DATA LISTING:
● ● ● ● ● ● ●

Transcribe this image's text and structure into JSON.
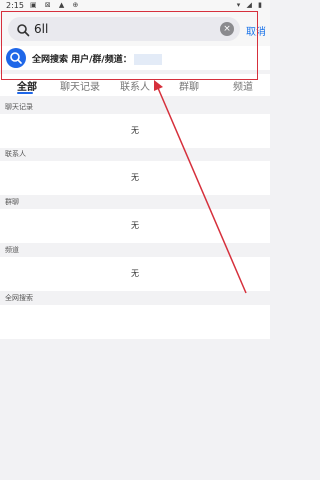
{
  "status_bar": {
    "time": "2:15",
    "left_icons": "▣ ⊠ ▲ ⊕",
    "right_icons": "▾ ◢ ▮"
  },
  "search": {
    "value": "6ll",
    "cancel_label": "取消"
  },
  "global_search": {
    "label": "全网搜索 用户/群/频道："
  },
  "tabs": [
    "全部",
    "聊天记录",
    "联系人",
    "群聊",
    "频道"
  ],
  "sections": [
    {
      "header": "聊天记录",
      "empty_text": "无"
    },
    {
      "header": "联系人",
      "empty_text": "无"
    },
    {
      "header": "群聊",
      "empty_text": "无"
    },
    {
      "header": "频道",
      "empty_text": "无"
    },
    {
      "header": "全网搜索",
      "empty_text": ""
    }
  ],
  "colors": {
    "accent": "#1f67e8",
    "annotation": "#d6303c"
  }
}
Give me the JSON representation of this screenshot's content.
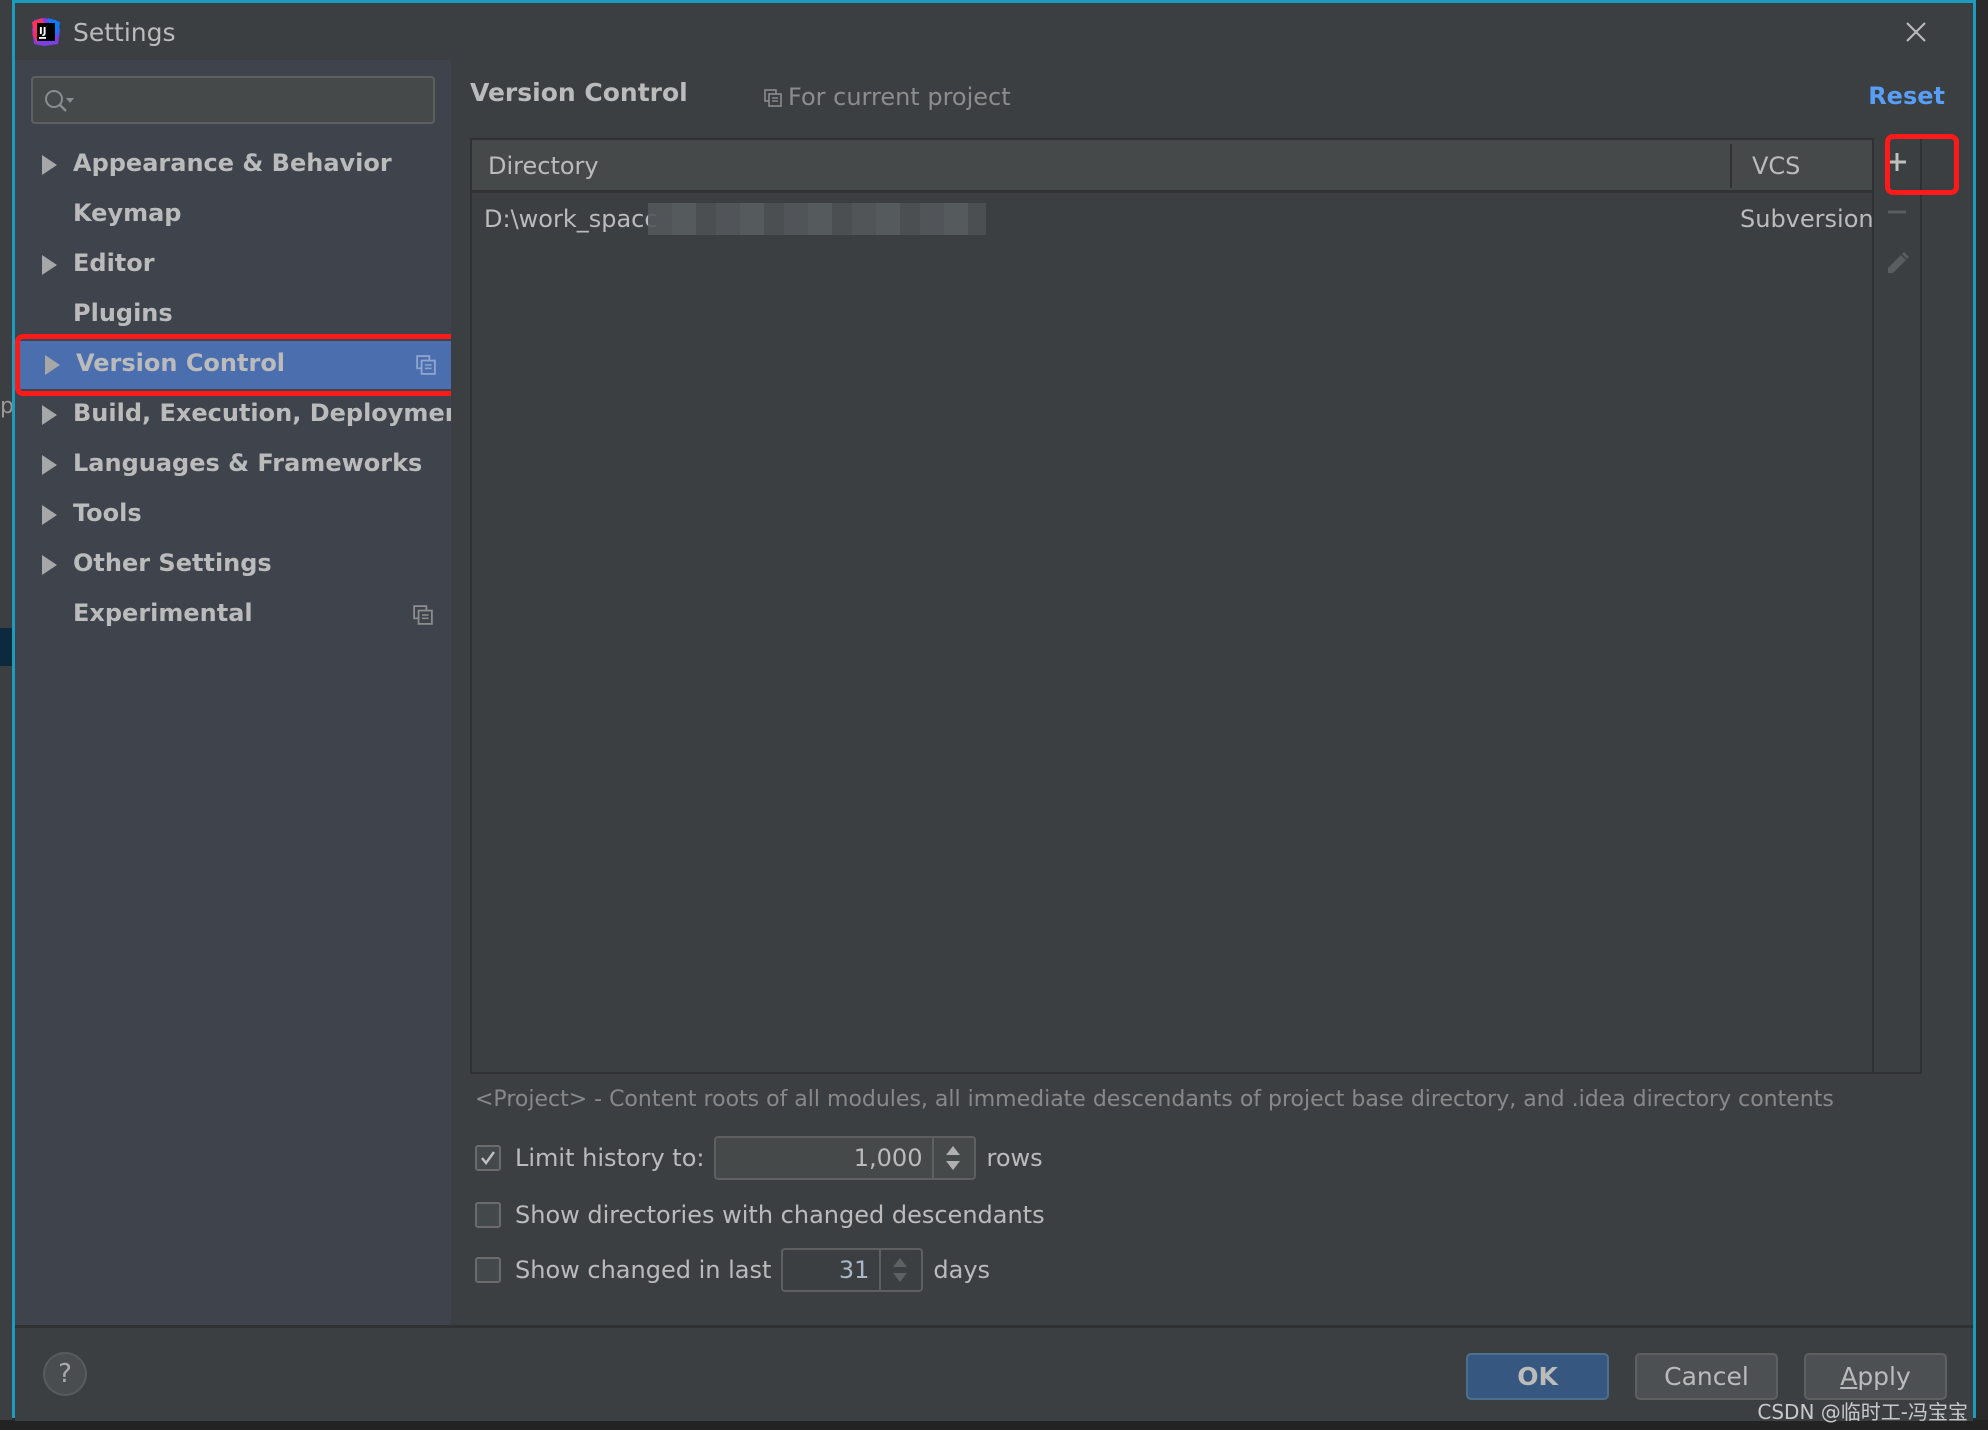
{
  "window": {
    "title": "Settings",
    "app_icon": "intellij-idea-icon",
    "close_icon": "close-icon"
  },
  "sidebar": {
    "search": {
      "value": "",
      "placeholder": ""
    },
    "items": [
      {
        "label": "Appearance & Behavior",
        "expandable": true,
        "selected": false,
        "project_scope": false
      },
      {
        "label": "Keymap",
        "expandable": false,
        "selected": false,
        "project_scope": false
      },
      {
        "label": "Editor",
        "expandable": true,
        "selected": false,
        "project_scope": false
      },
      {
        "label": "Plugins",
        "expandable": false,
        "selected": false,
        "project_scope": false
      },
      {
        "label": "Version Control",
        "expandable": true,
        "selected": true,
        "project_scope": true
      },
      {
        "label": "Build, Execution, Deployment",
        "expandable": true,
        "selected": false,
        "project_scope": false
      },
      {
        "label": "Languages & Frameworks",
        "expandable": true,
        "selected": false,
        "project_scope": false
      },
      {
        "label": "Tools",
        "expandable": true,
        "selected": false,
        "project_scope": false
      },
      {
        "label": "Other Settings",
        "expandable": true,
        "selected": false,
        "project_scope": false
      },
      {
        "label": "Experimental",
        "expandable": false,
        "selected": false,
        "project_scope": true
      }
    ]
  },
  "main": {
    "title": "Version Control",
    "scope_label": "For current project",
    "reset_label": "Reset",
    "table": {
      "columns": [
        "Directory",
        "VCS"
      ],
      "rows": [
        {
          "directory": "D:\\work_spacc",
          "vcs": "Subversion"
        }
      ]
    },
    "toolbar": {
      "add_icon": "plus-icon",
      "remove_icon": "minus-icon",
      "edit_icon": "pencil-icon"
    },
    "note": "<Project> - Content roots of all modules, all immediate descendants of project base directory, and .idea directory contents",
    "options": {
      "limit_history": {
        "label": "Limit history to:",
        "checked": true,
        "value": "1,000",
        "suffix": "rows"
      },
      "show_dirs": {
        "label": "Show directories with changed descendants",
        "checked": false
      },
      "show_changed": {
        "label": "Show changed in last",
        "checked": false,
        "value": "31",
        "suffix": "days"
      }
    }
  },
  "footer": {
    "help_label": "?",
    "ok_label": "OK",
    "cancel_label": "Cancel",
    "apply_label_mnemonic": "A",
    "apply_label_rest": "pply"
  },
  "watermark": "CSDN @临时工-冯宝宝",
  "colors": {
    "accent": "#589df6",
    "selection": "#4b6eaf",
    "highlight_box": "#ff1a1a",
    "window_border": "#1d9bbf"
  }
}
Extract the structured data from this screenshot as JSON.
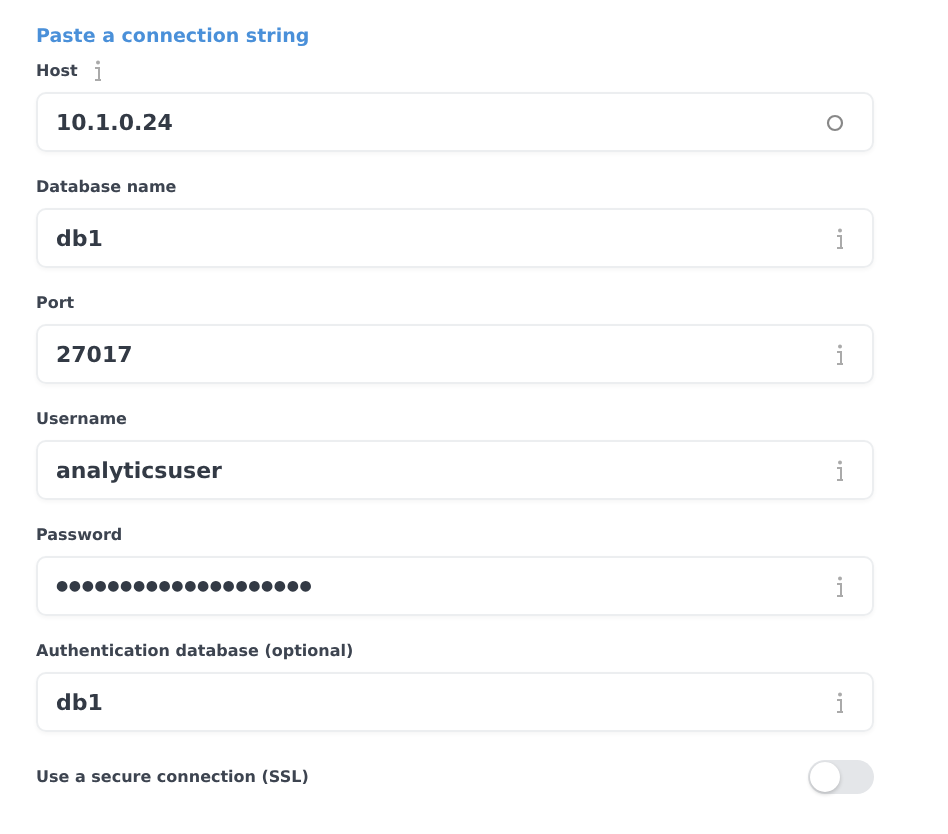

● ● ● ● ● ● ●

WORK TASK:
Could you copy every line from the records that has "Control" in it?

PROBLEM SOLUTION:
        "label": "Version Control",
    "title": "Version Control",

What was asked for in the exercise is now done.